(Web page and app entries)

"""

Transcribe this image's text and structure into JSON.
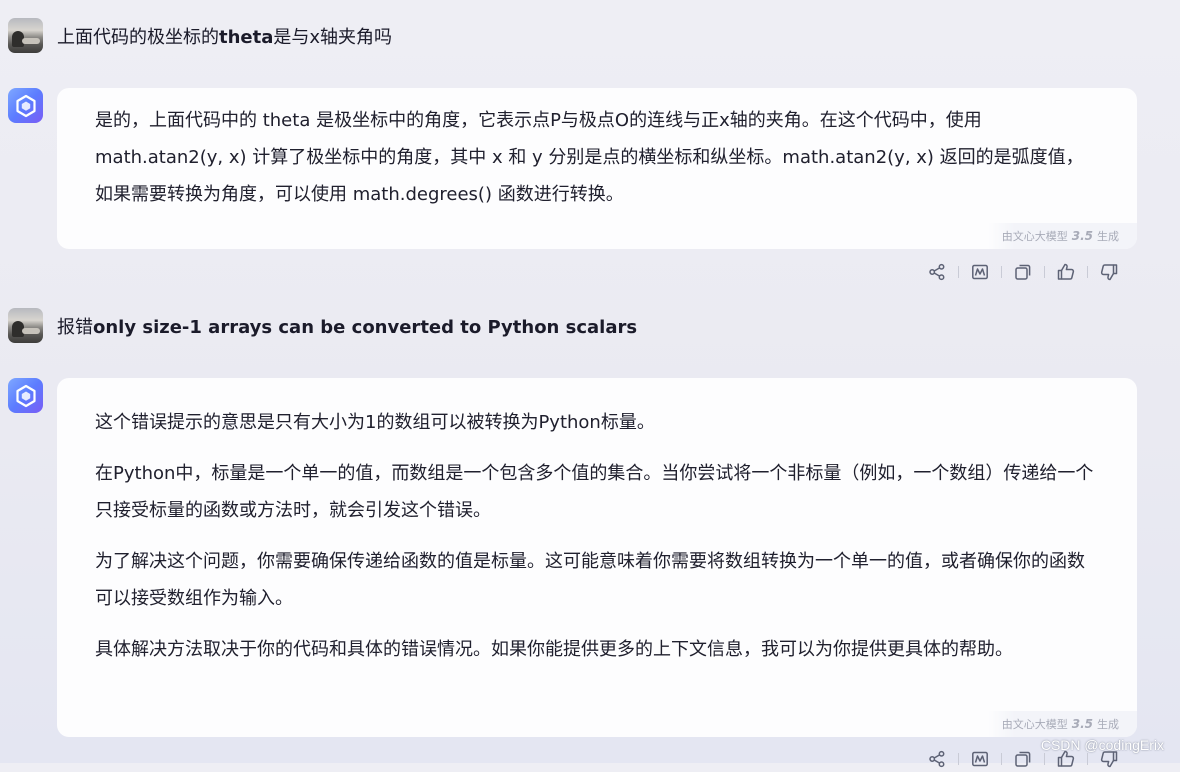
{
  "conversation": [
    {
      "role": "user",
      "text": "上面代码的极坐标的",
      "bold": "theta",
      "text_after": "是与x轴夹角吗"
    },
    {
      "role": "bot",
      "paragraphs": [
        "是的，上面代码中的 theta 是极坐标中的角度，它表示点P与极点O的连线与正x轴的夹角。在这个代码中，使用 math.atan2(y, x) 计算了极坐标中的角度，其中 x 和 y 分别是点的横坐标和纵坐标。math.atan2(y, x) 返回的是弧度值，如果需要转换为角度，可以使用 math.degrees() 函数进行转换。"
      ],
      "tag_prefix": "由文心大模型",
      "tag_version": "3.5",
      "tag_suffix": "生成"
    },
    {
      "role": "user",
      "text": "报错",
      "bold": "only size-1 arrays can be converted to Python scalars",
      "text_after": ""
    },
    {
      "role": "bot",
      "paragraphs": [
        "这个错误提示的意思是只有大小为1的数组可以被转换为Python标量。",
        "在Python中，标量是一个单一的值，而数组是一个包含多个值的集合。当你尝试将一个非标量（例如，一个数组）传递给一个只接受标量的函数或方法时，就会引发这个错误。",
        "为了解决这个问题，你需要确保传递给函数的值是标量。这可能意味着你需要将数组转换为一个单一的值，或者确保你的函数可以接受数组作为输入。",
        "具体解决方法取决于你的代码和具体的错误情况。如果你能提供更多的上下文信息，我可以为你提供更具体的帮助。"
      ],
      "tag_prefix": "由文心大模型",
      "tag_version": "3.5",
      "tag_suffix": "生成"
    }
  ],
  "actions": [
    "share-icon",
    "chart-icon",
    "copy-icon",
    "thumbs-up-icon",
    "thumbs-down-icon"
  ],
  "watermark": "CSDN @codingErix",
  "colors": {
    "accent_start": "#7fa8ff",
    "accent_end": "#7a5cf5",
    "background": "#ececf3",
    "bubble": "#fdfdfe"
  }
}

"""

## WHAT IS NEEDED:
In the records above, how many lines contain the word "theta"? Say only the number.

## TASK OUTPUT:
2